Battle of the Dardanelles (1807)
|This article does not cite any references or sources. (December 2009)|
|Battle of the Dardanelles|
|Part of the Russo-Turkish War (1806-1812)|
|Russian Empire||Ottoman Empire|
|Commanders and leaders|
|Dmitry Senyavin||Seyit Ali|
|10 ships of the line, 1 frigate||8 ships of the line, 6 frigates, 55 brigs and other ships|
|Casualties and losses|
|26 killed, 56 wounded||3 ships, 2,000 soldiers|
The naval Battle of the Dardanelles took place on 10–11 May 1807 during the Russo-Turkish War (1806–12, part of the Napoleonic Wars). It was fought between the Russian and Ottoman navies near the Dardanelles Strait.

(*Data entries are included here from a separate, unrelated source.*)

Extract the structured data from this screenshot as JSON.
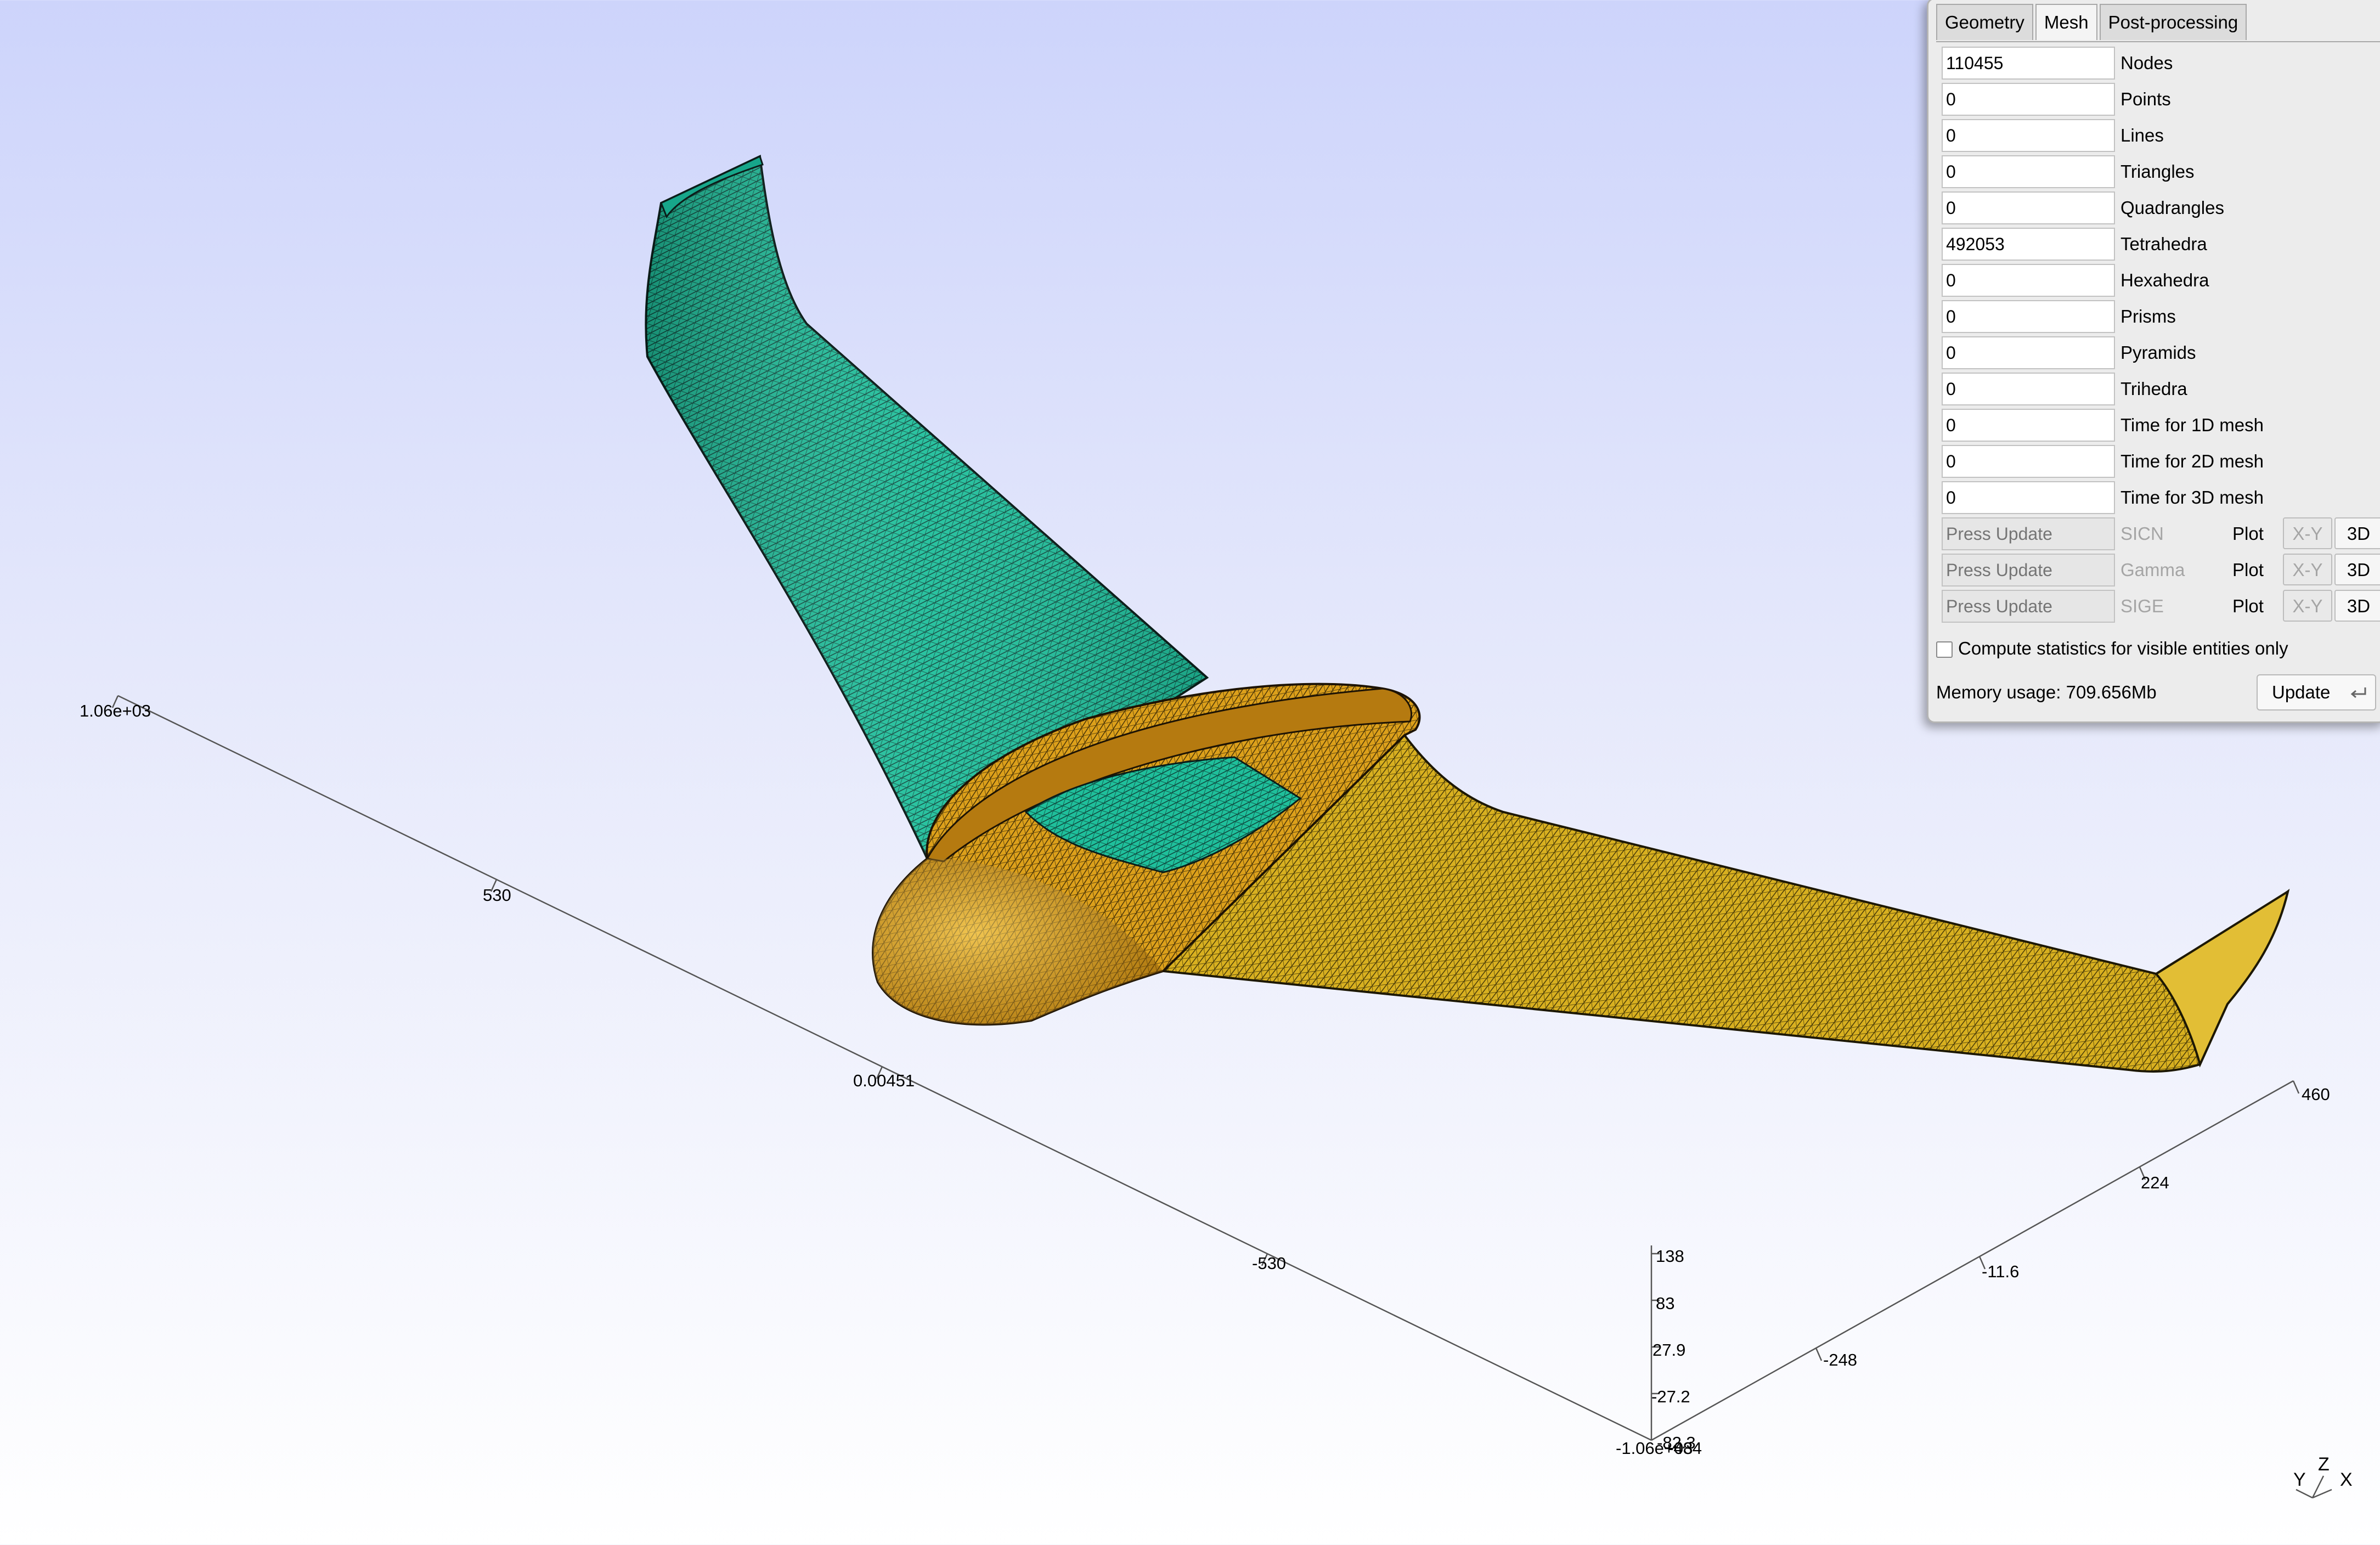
{
  "viewport": {
    "axes": {
      "x_ticks": [
        "1.06e+03",
        "530",
        "0.00451",
        "-530"
      ],
      "y_ticks": [
        "460",
        "224",
        "-11.6",
        "-248"
      ],
      "z_ticks": [
        "138",
        "83",
        "27.9",
        "-27.2",
        "-82.3"
      ],
      "origin_labels": [
        "-1.06e+03",
        "-484"
      ]
    },
    "triad": {
      "x": "X",
      "y": "Y",
      "z": "Z"
    },
    "colors": {
      "wing_teal": "#1fbf9b",
      "body_orange": "#e0a018",
      "mesh_lines": "#1a1a1a"
    }
  },
  "panel": {
    "tabs": [
      {
        "label": "Geometry",
        "active": false
      },
      {
        "label": "Mesh",
        "active": true
      },
      {
        "label": "Post-processing",
        "active": false
      }
    ],
    "stats": [
      {
        "value": "110455",
        "label": "Nodes"
      },
      {
        "value": "0",
        "label": "Points"
      },
      {
        "value": "0",
        "label": "Lines"
      },
      {
        "value": "0",
        "label": "Triangles"
      },
      {
        "value": "0",
        "label": "Quadrangles"
      },
      {
        "value": "492053",
        "label": "Tetrahedra"
      },
      {
        "value": "0",
        "label": "Hexahedra"
      },
      {
        "value": "0",
        "label": "Prisms"
      },
      {
        "value": "0",
        "label": "Pyramids"
      },
      {
        "value": "0",
        "label": "Trihedra"
      },
      {
        "value": "0",
        "label": "Time for 1D mesh"
      },
      {
        "value": "0",
        "label": "Time for 2D mesh"
      },
      {
        "value": "0",
        "label": "Time for 3D mesh"
      }
    ],
    "quality": [
      {
        "placeholder": "Press Update",
        "measure": "SICN",
        "plot": "Plot",
        "xy": "X-Y",
        "d3": "3D"
      },
      {
        "placeholder": "Press Update",
        "measure": "Gamma",
        "plot": "Plot",
        "xy": "X-Y",
        "d3": "3D"
      },
      {
        "placeholder": "Press Update",
        "measure": "SIGE",
        "plot": "Plot",
        "xy": "X-Y",
        "d3": "3D"
      }
    ],
    "visible_only_label": "Compute statistics for visible entities only",
    "visible_only_checked": false,
    "memory": "Memory usage: 709.656Mb",
    "update_label": "Update"
  }
}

As the Turkish capital, Constantinople, heavily depended on maritime supply, Russia's Vice-Admiral Dmitry Senyavin, in charge of ten ships of the line and a frigate, established a blockade of the Dardanelles on 6 March 1807. He maintained the blockade for two months, by the end of which period food riots broke out on the streets of Constantinople and Sultan Selim III was deposed. His successor, Mustafa IV, ordered his captains to break the blockade at any cost.

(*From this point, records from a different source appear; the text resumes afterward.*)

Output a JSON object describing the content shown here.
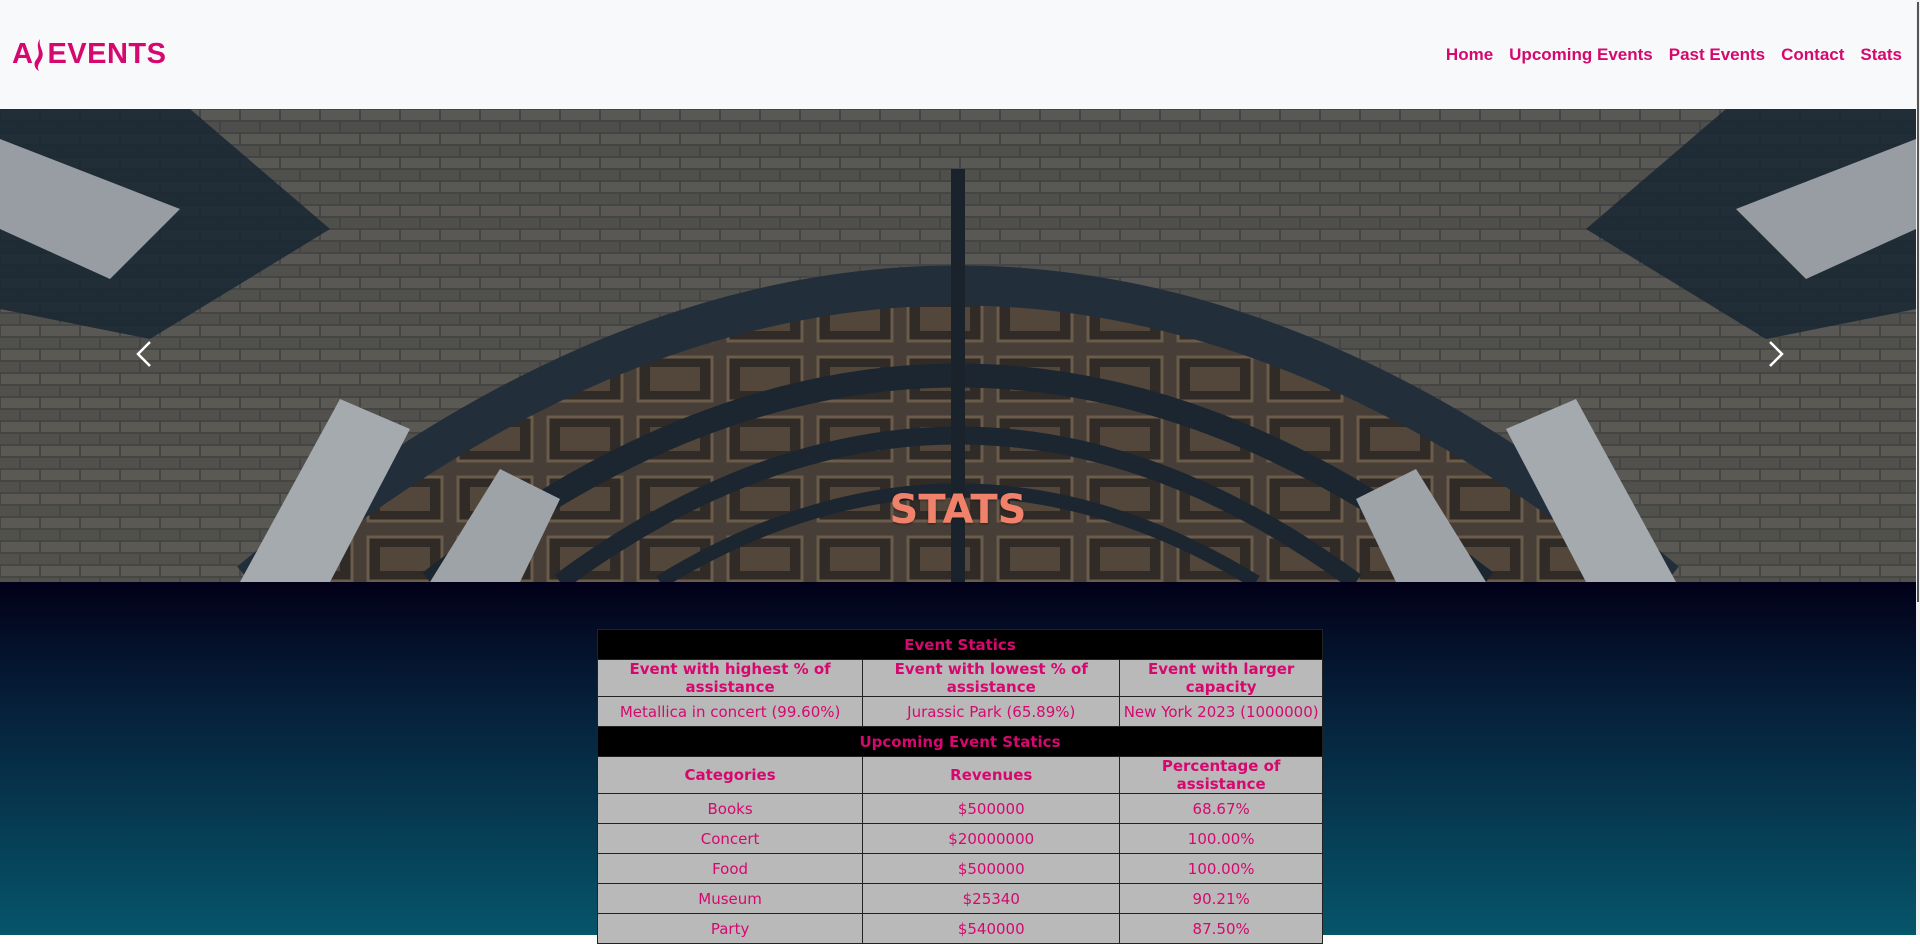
{
  "brand": {
    "name": "EVENTS",
    "logo_icon": "flame-a-icon",
    "color": "#d6086f"
  },
  "nav": {
    "items": [
      "Home",
      "Upcoming Events",
      "Past Events",
      "Contact",
      "Stats"
    ]
  },
  "hero": {
    "title": "STATS",
    "prev_icon": "chevron-left-icon",
    "next_icon": "chevron-right-icon"
  },
  "event_statics": {
    "heading": "Event Statics",
    "headers": [
      "Event with highest % of assistance",
      "Event with lowest % of assistance",
      "Event with larger capacity"
    ],
    "values": [
      "Metallica in concert (99.60%)",
      "Jurassic Park (65.89%)",
      "New York 2023 (1000000)"
    ]
  },
  "upcoming_statics": {
    "heading": "Upcoming Event Statics",
    "headers": [
      "Categories",
      "Revenues",
      "Percentage of assistance"
    ],
    "rows": [
      [
        "Books",
        "$500000",
        "68.67%"
      ],
      [
        "Concert",
        "$20000000",
        "100.00%"
      ],
      [
        "Food",
        "$500000",
        "100.00%"
      ],
      [
        "Museum",
        "$25340",
        "90.21%"
      ],
      [
        "Party",
        "$540000",
        "87.50%"
      ]
    ]
  },
  "colors": {
    "accent": "#d6086f",
    "hero_title": "#f0826c",
    "table_bg": "#b9b9b9"
  }
}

Pursuant to these orders, 8 ships of the line, 6 frigates and 55 smaller vessels under Kapudan Pasha Seyit-Ali (who had fought against Senyavin two decades earlier in the Battle of Caliacria) slipped out of the Straits and prepared to land in the island of Tenedos, which served as a base for the Russian squadron in the Aegean. Senyavin decided to forestall Seyit-Ali's plans and advanced against the Ottoman fleet. After several hours of fighting, the Russians appeared victorious and the Turks had to retreat to the Dardanelles. Senyavin pursued them into the Straits and attempted to destroy three badly damaged Ottoman ships of the line, but the heavy fire of the shore batteries and darkness compelled him to give up the pursuit. Although about 1,000 Turkish sailors were killed or wounded and no Russian ship was sunk, the battle appeared indecisive. Senyavin continued to blockade the Dardanelles before engaging the Turks in the Battle of Monte Sancto a month later.
The book Naval wars in the Levant indicates that Senyavin allowed the Turks to attack Tenedos, while trying to approach from the southeast of this island to cut off their retreat to the Dardanelles, but was unable due to lack of wind, and the battle was a running battle, with the fleets ending up mixed together in the straits that night, eventually separating. Three Turkish ships of the line were left outside the straits, and these were attacked the next day, running aground just inside, but eventually were refloated, although they may not have been seaworthy.
See also